■ **Required action**
An exact copy of each line below is needed, with no images in it.
[Start of section]
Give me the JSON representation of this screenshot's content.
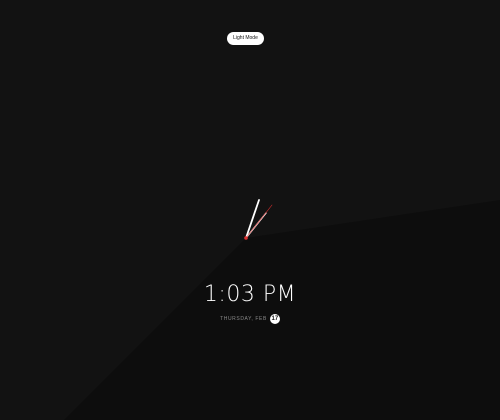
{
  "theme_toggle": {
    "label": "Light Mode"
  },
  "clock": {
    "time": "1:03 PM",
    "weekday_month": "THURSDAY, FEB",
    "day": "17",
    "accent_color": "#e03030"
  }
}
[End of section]
■ **Output below**
Give me the JSON representation of this screenshot's content.
{
  "theme_toggle": {
    "label": "Light Mode"
  },
  "clock": {
    "time": "1:03 PM",
    "weekday_month": "THURSDAY, FEB",
    "day": "17",
    "accent_color": "#e03030"
  }
}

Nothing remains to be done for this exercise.